Week 16 - As was the case with almost every receiver, Jarrett Boykin saw far more bad targets than he did catches. He almost had a phenomenal touchdown reception late in the first quarter but couldn’t make the grab. On the play, Boykin ran a “fly” route into the end zone. Quarterback Matt Flynn hurled the ball into the air, but as was often the case on Sunday, the ball was underthrown, barely making it into the end zone. Steelers cornerback Cortez Allen was in perfect position and was able to leap up and make a play on the ball. He couldn’t hang on though, and the ball popped back up in the air. Boykin tried to reach for it and make the catch as he fell but he dropped too far away from the ball to make a play. However, on the very next target Boykin received, he got his touchdown and some revenge on Cortez Allen. On the play, Boykin ran something like a fade, but didn’t head to the back of the end zone. Flynn, again, underthrew Boykin but Allen never got his head around so until Boykin was in mid-air to catch the pass the defender had no idea the ball was there. Boykin made a very nice leaping grab over Allen’s head for the score. Unfortunately, Boykin couldn’t bail Flynn out on the pick-six in the third quarter. On the play, Flynn is grazed by Andrew Quarless while throwing and the ball sails. This time out, Cortez Allen gets the better of Boykin (who doesn’t even seem ready for the ball), catches the ball and takes it to the house.

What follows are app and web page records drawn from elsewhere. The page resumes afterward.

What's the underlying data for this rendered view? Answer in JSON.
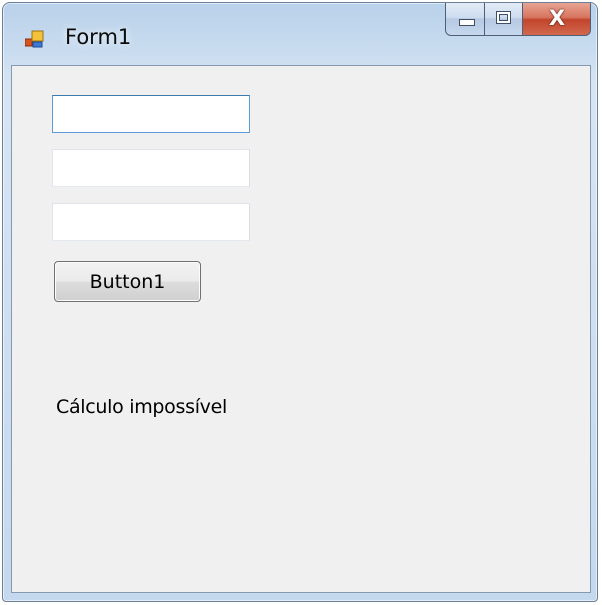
{
  "window": {
    "title": "Form1",
    "icon": "winforms-app-icon"
  },
  "caption_buttons": {
    "minimize_icon": "minimize-icon",
    "maximize_icon": "maximize-icon",
    "close_icon": "close-icon",
    "close_glyph": "X"
  },
  "form": {
    "textbox1_value": "",
    "textbox2_value": "",
    "textbox3_value": "",
    "button1_label": "Button1",
    "label1_text": "Cálculo impossível"
  },
  "colors": {
    "client_background": "#f0f0f0",
    "close_button": "#c2452c",
    "focus_border": "#5d9ad7"
  }
}
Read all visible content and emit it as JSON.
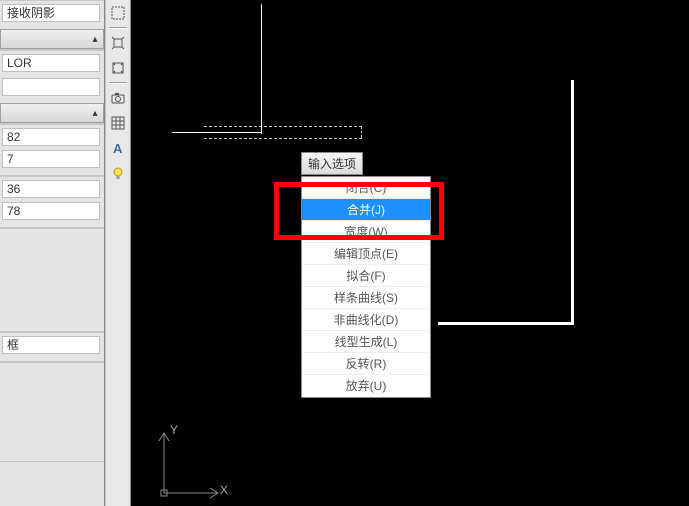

Boykin has looked very good this season and there is definitely merit to the idea that he may be a reason the team lets James Jones go.

Week 17 - Boykin didn’t particularly have a good day, but he certainly had an interesting one. His big play was a touchdown which is likely to be one of the odder ones you will see. On the play, quarterback Aaron Rodgers was hit just before he threw the ball, which came out of his hand and flew a good ten yards downfield. The whistle never blew, but every player (on both teams) acted as if it had. Suddenly, the Packers sideline and Aaron Rodgers was yelling at Boykin to grab the ball and run it into the end zone, which he did. The score was reviewed and the touchdown counted. The only other notable moment for Boykin was when he was the target on Rodgers’ first interception. On the play, Boykin ran his route into the end zone and tried to shake his coverage but couldn’t. Rodgers had been flushed out of the pocket and tried to force the ball to Boykin, but the pass was picked off. Other than those two plays, Boykin’s day was pretty quiet.

Week 18 - With Randall Cobb back in the mix, Boykin was too far down in the pecking order to attract much of quarterback Aaron Rodgers’ notice. While he was on the field for 27 snaps (43% of the Packers overall offensive snaps), he was well covered or just otherwise unable to get open.